GMAT Question of the Day - Daily to your Mailbox; hard ones only

 It is currently 15 Jul 2018, 23:59

### GMAT Club Daily Prep

#### Thank you for using the timer - this advanced tool can estimate your performance and suggest more practice questions. We have subscribed you to Daily Prep Questions via email.

Customized
for You

we will pick new questions that match your level based on your Timer History

Track

every week, we’ll send you an estimated GMAT score based on your performance

Practice
Pays

we will pick new questions that match your level based on your Timer History

# A right triangle has sides of a, b, and 11, respectively,

Author Message
TAGS:

### Hide Tags

Manager
Joined: 07 May 2015
Posts: 93
Re: A right triangle has sides of a, b, and 11, respectively, [#permalink]

### Show Tags

24 Jan 2017, 07:07
VeritasPrepKarishma wrote:
neeraj609 wrote:
anceer wrote:
A right triangle has sides of a, b, and 11, respectively, where a and b are both integers. What is the value of (a + b)?

A. 15
B. 57
C. 93
D. 109
E. 121

So if a and b both are integers, then a+b should also be integer. Now we are asked to find the value of (a+b)^2. I started POE. None of the values is a perfect square (which one square root result into a integer, which should be the value of base a+b) EXCEPT 121.

I am pretty sure it cant be that simple, what am i missing here

How do you figure that we are looking for (a + b)^2?
We are looking for the value of (a + b) only.

Actually i reading (a+b)? wrongly as (a+b)^2. Thanks alot!
Manager
Joined: 04 Aug 2015
Posts: 82
Location: India
GMAT 1: 700 Q50 V35
GPA: 3.39
Re: A right triangle has sides of a, b, and 11, respectively, [#permalink]

### Show Tags

24 Jan 2017, 08:38
A right triangle has sides of a, b, and 11, respectively, where a and b are both integers. What is the value of (a + b)?

Case 1: $$a^2 + b^2 = 11^2 = 121$$ (unit digit 1)

Perfect squares end with any one of the following: 0; 1; 4; 9; 6; 5.
To have unit digit 1, we have to use either of the combos: 0 and 1; 6 and 5. But none satisfies.

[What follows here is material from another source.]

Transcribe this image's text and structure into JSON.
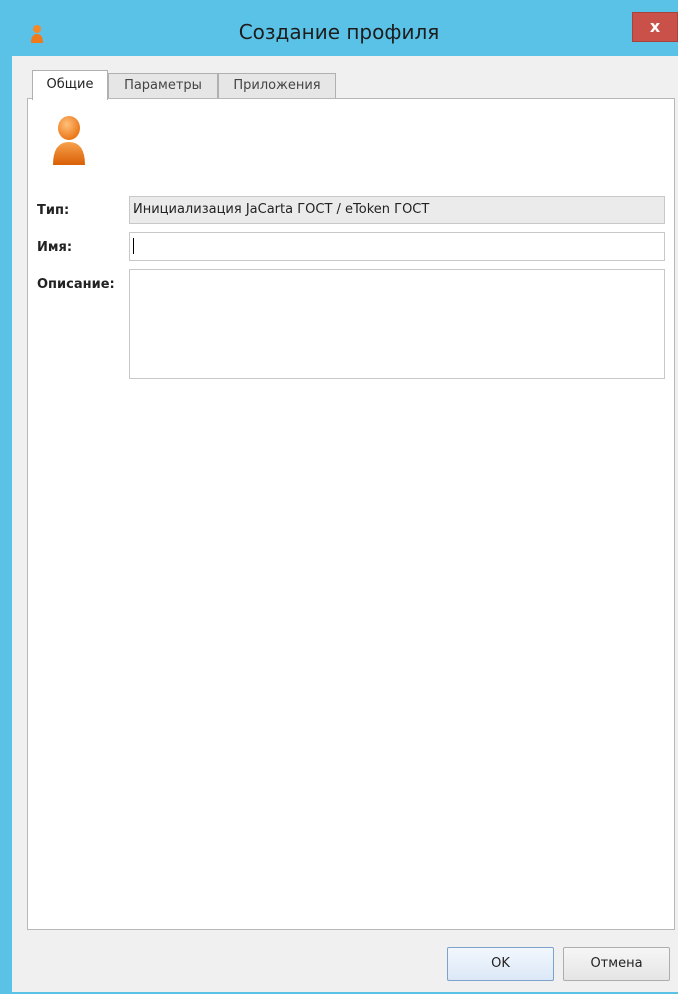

X

Case 2: $$a^2 + 121 = b^2$$

Subcase (a)
=> $$a^2 = b^2 - 121$$
=> $$a^2 = (b+11) (b-11)$$
Since, $$(b+11)$$ is not equal to $$(b-11)$$and also $$(b+11) > (b-11)$$therefore
$$b-11 = 1$$ and $$b+11 = a^2$$
$$b=12$$ and $$a^2=23$$ (a is not a integer) X

Subcase (b)

=> $$121 = b^2 - a^2$$
=> $$(b-a) (b+a) = 121$$
Therefore, $$b-a=1$$ and $$b+a=121$$
Intern
Joined: 21 Mar 2017
Posts: 40
Location: Zimbabwe
Concentration: General Management, Entrepreneurship
GMAT 1: 680 Q45 V38
GMAT 2: 750 Q49 V42
GPA: 3.3
WE: Accounting (Accounting)
Re: A right triangle has sides of a, b, and 11, respectively, [#permalink]

### Show Tags

12 Sep 2017, 09:30
GMATinsight wrote:
anceer wrote:
A right triangle has sides of a, b, and 11, respectively, where a and b are both integers. What is the value of (a + b)?

A. 15
B. 57
C. 93
D. 109
E. 121

The trick for this question is

If the side of a right angle triangle is a prime number then other two sides will be

Second Side = [(Prime)^2 + 1]/2

Third Side = [(Prime)^2 - 1]/2

i.e. for One side = 11

Second Side = (11^2 -1)/2 = (121-1)/2 = 60
Third Side = (11^2 +1)/2 = (121+1)/2 = 61

I hope this helps!

I personally find it an UNSUITABLE question for GMAT... GMAT Doesn't expect such tricks from students.

Bookmarking this post and making a mental note. Definitely worth knowing!
_________________

Kudos if you like my response please

Re: A right triangle has sides of a, b, and 11, respectively,   [#permalink] 12 Sep 2017, 09:30

Go to page   Previous    1   2   [ 23 posts ]

Display posts from previous: Sort by

# Events & Promotions

 Powered by phpBB © phpBB Group | Emoji artwork provided by EmojiOne Kindly note that the GMAT® test is a registered trademark of the Graduate Management Admission Council®, and this site has neither been reviewed nor endorsed by GMAC®.